Items from an interface collection
__________
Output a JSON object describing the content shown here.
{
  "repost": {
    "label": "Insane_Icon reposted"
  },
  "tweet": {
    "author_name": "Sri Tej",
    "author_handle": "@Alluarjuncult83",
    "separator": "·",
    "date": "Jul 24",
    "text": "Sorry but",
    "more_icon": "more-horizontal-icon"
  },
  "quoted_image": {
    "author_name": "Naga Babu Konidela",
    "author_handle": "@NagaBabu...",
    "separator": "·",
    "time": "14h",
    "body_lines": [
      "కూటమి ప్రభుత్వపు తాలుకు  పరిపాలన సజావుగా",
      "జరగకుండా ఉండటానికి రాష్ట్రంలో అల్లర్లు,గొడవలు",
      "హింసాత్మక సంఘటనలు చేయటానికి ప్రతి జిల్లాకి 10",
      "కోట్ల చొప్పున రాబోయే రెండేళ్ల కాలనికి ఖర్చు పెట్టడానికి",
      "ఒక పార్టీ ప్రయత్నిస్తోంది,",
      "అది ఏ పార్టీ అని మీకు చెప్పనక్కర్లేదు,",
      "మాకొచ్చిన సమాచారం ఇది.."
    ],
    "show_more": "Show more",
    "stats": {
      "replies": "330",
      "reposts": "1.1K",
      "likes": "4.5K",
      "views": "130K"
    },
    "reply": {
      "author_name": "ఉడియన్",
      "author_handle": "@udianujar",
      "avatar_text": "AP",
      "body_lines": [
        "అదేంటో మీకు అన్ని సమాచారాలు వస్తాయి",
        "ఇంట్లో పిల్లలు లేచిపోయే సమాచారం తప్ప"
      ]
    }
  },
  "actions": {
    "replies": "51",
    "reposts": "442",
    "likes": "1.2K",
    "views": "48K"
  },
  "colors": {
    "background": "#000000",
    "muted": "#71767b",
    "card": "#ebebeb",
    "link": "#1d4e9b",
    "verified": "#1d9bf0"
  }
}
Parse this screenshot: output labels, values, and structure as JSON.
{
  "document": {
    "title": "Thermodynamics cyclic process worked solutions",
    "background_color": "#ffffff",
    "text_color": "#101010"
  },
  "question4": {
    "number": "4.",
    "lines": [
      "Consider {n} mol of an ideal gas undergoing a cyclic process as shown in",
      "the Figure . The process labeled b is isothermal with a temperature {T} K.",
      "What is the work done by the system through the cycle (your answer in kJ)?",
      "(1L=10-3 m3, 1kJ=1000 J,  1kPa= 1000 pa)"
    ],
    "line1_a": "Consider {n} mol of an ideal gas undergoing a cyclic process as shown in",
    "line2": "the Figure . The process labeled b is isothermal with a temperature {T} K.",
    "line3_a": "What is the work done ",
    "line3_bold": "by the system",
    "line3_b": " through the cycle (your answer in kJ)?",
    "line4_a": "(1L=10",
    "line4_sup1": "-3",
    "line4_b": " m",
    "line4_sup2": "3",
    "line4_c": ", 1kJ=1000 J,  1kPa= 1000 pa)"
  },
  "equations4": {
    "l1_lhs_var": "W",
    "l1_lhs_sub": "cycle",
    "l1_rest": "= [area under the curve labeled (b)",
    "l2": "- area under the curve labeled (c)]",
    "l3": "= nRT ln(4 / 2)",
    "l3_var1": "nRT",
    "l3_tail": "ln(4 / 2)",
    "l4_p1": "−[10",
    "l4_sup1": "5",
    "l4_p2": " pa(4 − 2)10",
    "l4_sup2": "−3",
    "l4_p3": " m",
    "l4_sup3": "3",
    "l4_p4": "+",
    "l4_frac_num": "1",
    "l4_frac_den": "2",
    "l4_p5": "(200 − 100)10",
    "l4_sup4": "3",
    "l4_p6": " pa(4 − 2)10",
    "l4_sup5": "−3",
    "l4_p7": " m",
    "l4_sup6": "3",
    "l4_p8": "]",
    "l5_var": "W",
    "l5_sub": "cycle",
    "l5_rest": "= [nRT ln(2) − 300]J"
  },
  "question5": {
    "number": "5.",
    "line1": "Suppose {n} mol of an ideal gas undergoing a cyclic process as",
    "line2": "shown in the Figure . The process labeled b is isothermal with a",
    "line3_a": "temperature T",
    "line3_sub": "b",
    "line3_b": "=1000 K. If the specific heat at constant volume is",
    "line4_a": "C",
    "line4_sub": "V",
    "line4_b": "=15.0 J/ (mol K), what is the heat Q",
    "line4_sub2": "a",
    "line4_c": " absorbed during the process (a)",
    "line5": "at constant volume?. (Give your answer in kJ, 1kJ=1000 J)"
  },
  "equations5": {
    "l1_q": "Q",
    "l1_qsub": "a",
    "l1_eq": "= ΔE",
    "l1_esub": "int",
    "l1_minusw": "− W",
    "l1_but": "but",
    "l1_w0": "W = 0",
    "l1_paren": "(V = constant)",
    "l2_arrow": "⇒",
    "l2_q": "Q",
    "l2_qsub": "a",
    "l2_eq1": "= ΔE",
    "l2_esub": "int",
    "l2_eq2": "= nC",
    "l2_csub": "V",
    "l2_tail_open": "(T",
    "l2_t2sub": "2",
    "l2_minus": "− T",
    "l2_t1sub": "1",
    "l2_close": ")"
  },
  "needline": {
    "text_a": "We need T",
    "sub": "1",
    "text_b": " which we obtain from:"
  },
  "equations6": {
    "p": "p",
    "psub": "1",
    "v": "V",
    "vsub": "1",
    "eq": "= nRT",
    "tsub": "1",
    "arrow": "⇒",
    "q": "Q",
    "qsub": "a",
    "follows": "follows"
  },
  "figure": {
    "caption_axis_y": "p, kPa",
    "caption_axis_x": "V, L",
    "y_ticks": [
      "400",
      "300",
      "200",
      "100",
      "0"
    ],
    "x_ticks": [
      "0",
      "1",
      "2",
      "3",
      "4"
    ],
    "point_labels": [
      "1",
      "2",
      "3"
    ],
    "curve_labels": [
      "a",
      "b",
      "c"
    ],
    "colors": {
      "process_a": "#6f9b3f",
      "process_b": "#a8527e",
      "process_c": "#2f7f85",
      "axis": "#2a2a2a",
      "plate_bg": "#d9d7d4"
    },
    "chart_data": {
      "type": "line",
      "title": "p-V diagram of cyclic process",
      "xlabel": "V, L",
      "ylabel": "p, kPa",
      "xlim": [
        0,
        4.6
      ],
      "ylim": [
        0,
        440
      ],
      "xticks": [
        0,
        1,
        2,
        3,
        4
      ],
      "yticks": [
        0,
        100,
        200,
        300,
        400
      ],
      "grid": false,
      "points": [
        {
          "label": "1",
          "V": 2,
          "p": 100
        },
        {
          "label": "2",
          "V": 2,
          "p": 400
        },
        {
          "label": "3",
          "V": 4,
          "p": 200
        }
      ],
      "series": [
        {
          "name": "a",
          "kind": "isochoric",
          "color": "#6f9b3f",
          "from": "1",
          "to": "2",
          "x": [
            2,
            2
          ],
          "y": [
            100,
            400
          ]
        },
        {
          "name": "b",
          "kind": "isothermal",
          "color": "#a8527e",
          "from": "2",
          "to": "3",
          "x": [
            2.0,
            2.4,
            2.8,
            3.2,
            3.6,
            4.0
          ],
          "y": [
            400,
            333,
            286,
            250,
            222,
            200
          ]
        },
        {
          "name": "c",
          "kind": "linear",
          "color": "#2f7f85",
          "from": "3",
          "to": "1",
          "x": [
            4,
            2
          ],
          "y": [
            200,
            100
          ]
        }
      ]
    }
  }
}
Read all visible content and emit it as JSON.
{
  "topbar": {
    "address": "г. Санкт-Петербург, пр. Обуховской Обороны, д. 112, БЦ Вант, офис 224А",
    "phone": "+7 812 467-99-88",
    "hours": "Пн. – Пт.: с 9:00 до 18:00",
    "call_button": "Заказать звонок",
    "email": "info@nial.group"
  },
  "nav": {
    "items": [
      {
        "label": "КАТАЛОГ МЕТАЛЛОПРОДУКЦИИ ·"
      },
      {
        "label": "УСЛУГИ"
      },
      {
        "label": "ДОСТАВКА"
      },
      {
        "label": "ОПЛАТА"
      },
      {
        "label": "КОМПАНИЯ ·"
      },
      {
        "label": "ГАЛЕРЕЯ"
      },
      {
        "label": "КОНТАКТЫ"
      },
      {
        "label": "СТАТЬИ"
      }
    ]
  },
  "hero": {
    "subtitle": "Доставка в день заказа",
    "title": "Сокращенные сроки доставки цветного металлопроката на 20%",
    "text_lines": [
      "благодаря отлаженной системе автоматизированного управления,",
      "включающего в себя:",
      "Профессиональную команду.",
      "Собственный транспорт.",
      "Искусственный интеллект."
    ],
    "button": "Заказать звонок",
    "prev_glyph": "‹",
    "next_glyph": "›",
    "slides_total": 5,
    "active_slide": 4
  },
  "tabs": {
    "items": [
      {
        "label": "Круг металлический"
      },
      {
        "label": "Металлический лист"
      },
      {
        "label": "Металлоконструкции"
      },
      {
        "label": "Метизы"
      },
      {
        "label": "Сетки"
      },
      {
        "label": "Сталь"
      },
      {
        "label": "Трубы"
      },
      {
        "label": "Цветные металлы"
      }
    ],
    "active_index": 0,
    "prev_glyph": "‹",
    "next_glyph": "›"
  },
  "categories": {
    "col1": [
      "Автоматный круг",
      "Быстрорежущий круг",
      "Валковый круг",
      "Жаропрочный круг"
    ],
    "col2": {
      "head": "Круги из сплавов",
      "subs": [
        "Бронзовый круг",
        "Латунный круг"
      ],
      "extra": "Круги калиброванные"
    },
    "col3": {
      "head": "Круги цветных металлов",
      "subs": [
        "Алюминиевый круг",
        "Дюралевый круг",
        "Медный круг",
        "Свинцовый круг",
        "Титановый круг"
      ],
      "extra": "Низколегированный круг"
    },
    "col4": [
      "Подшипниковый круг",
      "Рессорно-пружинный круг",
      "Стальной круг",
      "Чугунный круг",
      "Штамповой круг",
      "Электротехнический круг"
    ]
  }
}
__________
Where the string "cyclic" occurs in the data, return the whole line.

• Answer box:
    "title": "Thermodynamics cyclic process worked solutions",
      "Consider {n} mol of an ideal gas undergoing a cyclic process as shown in",
    "line1_a": "Consider {n} mol of an ideal gas undergoing a cyclic process as shown in",
    "line1": "Suppose {n} mol of an ideal gas undergoing a cyclic process as",
      "title": "p-V diagram of cyclic process",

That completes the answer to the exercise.